  • ./temp executes the file temp in the current directory.

This screenshot shows a way of compiling without changing the current directory. The 80 KB program scrot is for capturing screenshots. You can install it on your Pi with the command sudo apt-get install scrot. Our screenshot is saved to a USB memory stick for cropping on a PC. (We installed usbmount with the command sudo apt-get install usbmount so that it detects our flash drive, mounts it to /media/usb then unmounts it upon removal).

Screenshot of our first Pi assembler program in action

Screenshot of our first Pi assembler program in action

ARM Assembler Code for the Raspberry Pi

.data
.align 2
scan_format:
.asciz "%d"
.align 2
out_format:
.asciz "Sum: %d    Difference: %d    Product: %d\n"
.align 2
instr1:
.asciz "Enter first integer."
instr2:
.asciz "Enter second integer."
.align  2
num1:
.word 0
num2:
.word 0
.text
.global main
main:
push {ip, lr} @Used with pop at end of main, allowing program to end.

ldr r0, =instr1
bl puts
ldr r1, =num1
ldr r0, =scan_format
bl scanf

ldr r0, =instr2
bl puts
ldr r1, =num2
ldr r0, =scan_format
bl scanf

ldr r6, =num1  @load address of num1 into r6
ldr r4, [r6]  @load value of num1 into r4

ldr r6, =num2
ldr r5, [r6]

add r1, r4, r5
sub r2, r4, r5
mul r3, r4, r5

ldr r0, =out_format
bl printf

pop {ip, pc} @Used with push at start of Main, allowing program to end.

The next version (for the simulator and Pi) shows how you can save values to memory.
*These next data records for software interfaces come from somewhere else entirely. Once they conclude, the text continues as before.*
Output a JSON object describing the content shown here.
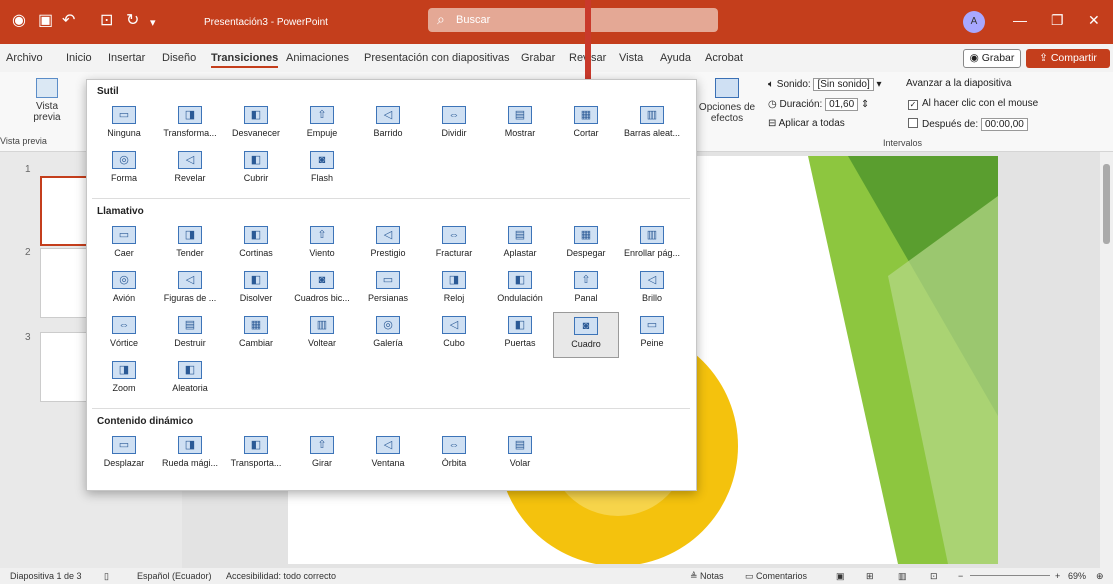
{
  "app": {
    "doc_title": "Presentación3 - PowerPoint",
    "search_placeholder": "Buscar",
    "avatar_initial": "A"
  },
  "tabs": [
    "Archivo",
    "Inicio",
    "Insertar",
    "Diseño",
    "Transiciones",
    "Animaciones",
    "Presentación con diapositivas",
    "Grabar",
    "Revisar",
    "Vista",
    "Ayuda",
    "Acrobat"
  ],
  "active_tab": "Transiciones",
  "header_buttons": {
    "grabar": "Grabar",
    "compartir": "Compartir"
  },
  "ribbon": {
    "vista_previa": "Vista previa",
    "vista_previa_group": "Vista previa",
    "opciones_efectos": "Opciones de efectos",
    "sonido_label": "Sonido:",
    "sonido_value": "[Sin sonido]",
    "duracion_label": "Duración:",
    "duracion_value": "01,60",
    "aplicar_todas": "Aplicar a todas",
    "avanzar": "Avanzar a la diapositiva",
    "al_hacer_clic": "Al hacer clic con el mouse",
    "despues_de": "Después de:",
    "despues_value": "00:00,00",
    "intervalos": "Intervalos"
  },
  "gallery": {
    "sections": [
      "Sutil",
      "Llamativo",
      "Contenido dinámico"
    ],
    "sutil": [
      "Ninguna",
      "Transforma...",
      "Desvanecer",
      "Empuje",
      "Barrido",
      "Dividir",
      "Mostrar",
      "Cortar",
      "Barras aleat...",
      "Forma",
      "Revelar",
      "Cubrir",
      "Flash"
    ],
    "llamativo": [
      "Caer",
      "Tender",
      "Cortinas",
      "Viento",
      "Prestigio",
      "Fracturar",
      "Aplastar",
      "Despegar",
      "Enrollar pág...",
      "Avión",
      "Figuras de ...",
      "Disolver",
      "Cuadros bic...",
      "Persianas",
      "Reloj",
      "Ondulación",
      "Panal",
      "Brillo",
      "Vórtice",
      "Destruir",
      "Cambiar",
      "Voltear",
      "Galería",
      "Cubo",
      "Puertas",
      "Cuadro",
      "Peine",
      "Zoom",
      "Aleatoria"
    ],
    "dinamico": [
      "Desplazar",
      "Rueda mági...",
      "Transporta...",
      "Girar",
      "Ventana",
      "Órbita",
      "Volar"
    ],
    "selected": "Cuadro"
  },
  "thumbnails": [
    "1",
    "2",
    "3"
  ],
  "status": {
    "slide": "Diapositiva 1 de 3",
    "language": "Español (Ecuador)",
    "accessibility": "Accesibilidad: todo correcto",
    "notas": "Notas",
    "comentarios": "Comentarios",
    "zoom": "69%"
  }
}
The arm processor is well-supplied with registers for storing variables, but if you run out of registers you can load the address of a variable into a register (r3 in the code below) and then use indirect addressing to save data. The use of memory locations instead of registers will slow down the execution.


.data
.align 2
scan_format:
.asciz "%d"
.align 2
out_format:
.asciz "Sum: %d    Difference: %d    Product: %d\n"
.align 2
instr1:
.asciz "Enter first integer."
instr2:
.asciz "Enter second integer."
.align  2
num1:
.word 0
num2:
.word 0
sum:
.word 0
difference:
.word 0
product:
.word 0

.text
.global main

main:	
push {ip, lr}
ldr r0, =instr1  
bl puts
ldr r1, =num1
ldr r0, =scan_format
bl scanf

ldr r0, =instr2  
bl puts
ldr r1, =num2
ldr r0, =scan_format
bl scanf
ldr r6, =num1
ldr r1, [r6]
ldr r6, =num2
ldr r2,  [r6]
add r0, r1, r2

@store r0 in sum
ldr r3, =sum
str r0, [r3] @The source r0 precedes the destination

sub r0, r1, r2
ldr r3, =difference
str r0, [r3]

mul r0, r1, r2
ldr r3, =product
str r0, [r3]

ldr r6, =sum
ldr r1, [r6]
ldr r6, =difference
ldr r2, [r6]
ldr r6, =product
ldr r3, [r6]
ldr r0, =out_format
bl printf

pop {ip, pc}

See how ARM assembler code for the simulator is generated from TINY source code using programs TINY11ELF and TINY14ELF. These programs generate assembler code that arm-elf-gcc assembles and links to create .elf executables that run in the arm-elf-run simulator. We need to make minor modifications to them so that their output code will assemble using the gcc translator on the Raspberry Pi.

Programming - a skill for life!

Getting started with the MASM assembler, MASM demonstrations (including console games and floating point numbers) and ARM assembly language